Saturday, April 7, 2018

Who Makes the Real Cuban Rum?

     I guess that this battle is going to be one of those never ending battles that will rival the 100 year war before it is over.   It is an interesting “rum war” with so many different tactics that continue to keep both sides in the press almost weekly.

     It's a fight over ownership, heritage, revolution and rum.  It's a dispute that has lasted for decades over who is a "real" Cuban, and pits US rum powerhouse Bacardi against French spirits giant Pernod Ricard and its association with the Castro regime to produce Havana Club, the best known Cuban brand.   It involves court battles over trademarks, legislation in the US Congress, and deep feelings of nostalgia and loss.

     Bacardi has launched an all-out marketing offensive to stake its claim to the US market for its version of Havana Club, made with the original recipe purchased in 1994 from the brand's founders, the Arechebala family.

     But Pernod Ricard insists its Havana Club is the authentic version since it is distilled in Cuba with 100 percent Cuban ingredients.  "Pernod Ricard joined forces with the government in order to get profits from that stolen property," Bacardi brand executive Roberto Ramirez told AFP.   The Castro government's Cuba Ron SA swooped in and registered the name with US authorities, but because of the US trade embargo against the island nation could not sell Havana Club to the key American market. 

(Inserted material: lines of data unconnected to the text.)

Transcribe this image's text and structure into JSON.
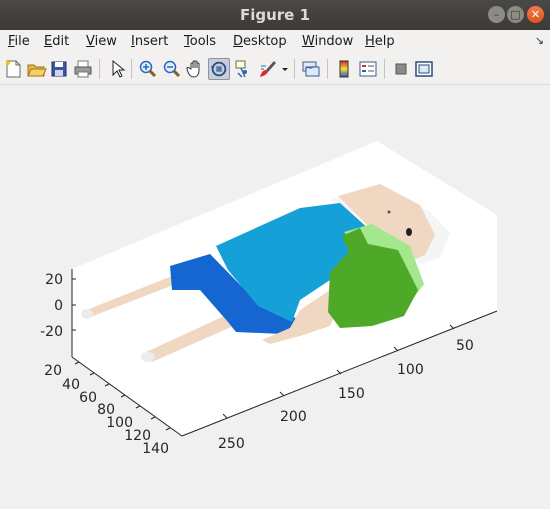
{
  "window": {
    "title": "Figure 1"
  },
  "menu": {
    "items": [
      {
        "label": "File",
        "key": "F",
        "rest": "ile"
      },
      {
        "label": "Edit",
        "key": "E",
        "rest": "dit"
      },
      {
        "label": "View",
        "key": "V",
        "rest": "iew"
      },
      {
        "label": "Insert",
        "key": "I",
        "rest": "nsert"
      },
      {
        "label": "Tools",
        "key": "T",
        "rest": "ools"
      },
      {
        "label": "Desktop",
        "key": "D",
        "rest": "esktop"
      },
      {
        "label": "Window",
        "key": "W",
        "rest": "indow"
      },
      {
        "label": "Help",
        "key": "H",
        "rest": "elp"
      }
    ],
    "corner_icon": "dock-arrow-icon"
  },
  "toolbar": {
    "buttons": [
      "new-figure",
      "open-file",
      "save",
      "print",
      "edit-plot",
      "zoom-in",
      "zoom-out",
      "pan",
      "rotate-3d",
      "data-cursor",
      "brush",
      "brush-dropdown",
      "link-plot",
      "insert-colorbar",
      "insert-legend",
      "hide-plot-tools",
      "show-plot-tools"
    ],
    "pressed": "rotate-3d"
  },
  "axes": {
    "z_ticks": [
      "20",
      "0",
      "-20"
    ],
    "y_ticks": [
      "20",
      "40",
      "60",
      "80",
      "100",
      "120",
      "140"
    ],
    "x_ticks": [
      "50",
      "100",
      "150",
      "200",
      "250"
    ]
  },
  "colors": {
    "shirt_light": "#16a0d8",
    "shirt_dark": "#1666d2",
    "skin": "#f0d7c1",
    "backpack": "#4fa928",
    "backpack_light": "#a3e88c",
    "hat": "#f5f5f5"
  }
}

Bacardi began selling its Havana Club in 1995, produced in Puerto Rico and sold in the US market with the slogan: "Forced from home. Aged in Exile. Forever Cuban."   The Arechebala and Bacardi families were forced from home in the aftermath of Castro's revolution and had all their assets seized, including their rum-making factories.   While Bacardi had already established distilleries offshore, including in Puerto Rico, the Arechebalas, who had been making Havana Club since 1934, and distilling rum for decades before that, did not have the resources to start over, so their US trademark lapsed in 1974.

Since 1993, the Cuban company has been co-owned with Pernod Ricard, the world's number two spirits maker, which sued Bacardi for using the trademark.  The firm dismisses the Puerto Rican version as an upstart and says Bacardi is misleading consumers with "false claims" they are the original Havana Club.

“Don't tell us we're not Cuban”.   Bacardi has hit back hard, defending its Cuban roots and its authentic recipe. It also has the support of legislators from Florida who proposed a new law to ban the US from recognizing trademarks stolen by the Castro government.   In January, the rum maker released a campaign featuring a Cuban-American walking through Miami's little Havana -- or real Havana? -- reciting a poem about home.  "Forced to leave home, but home never leaves us. Wherever exile takes us... We walk carrying the musica of our island and the amber rum born from it," the poem says.

There is a lot more to this story, you can read it at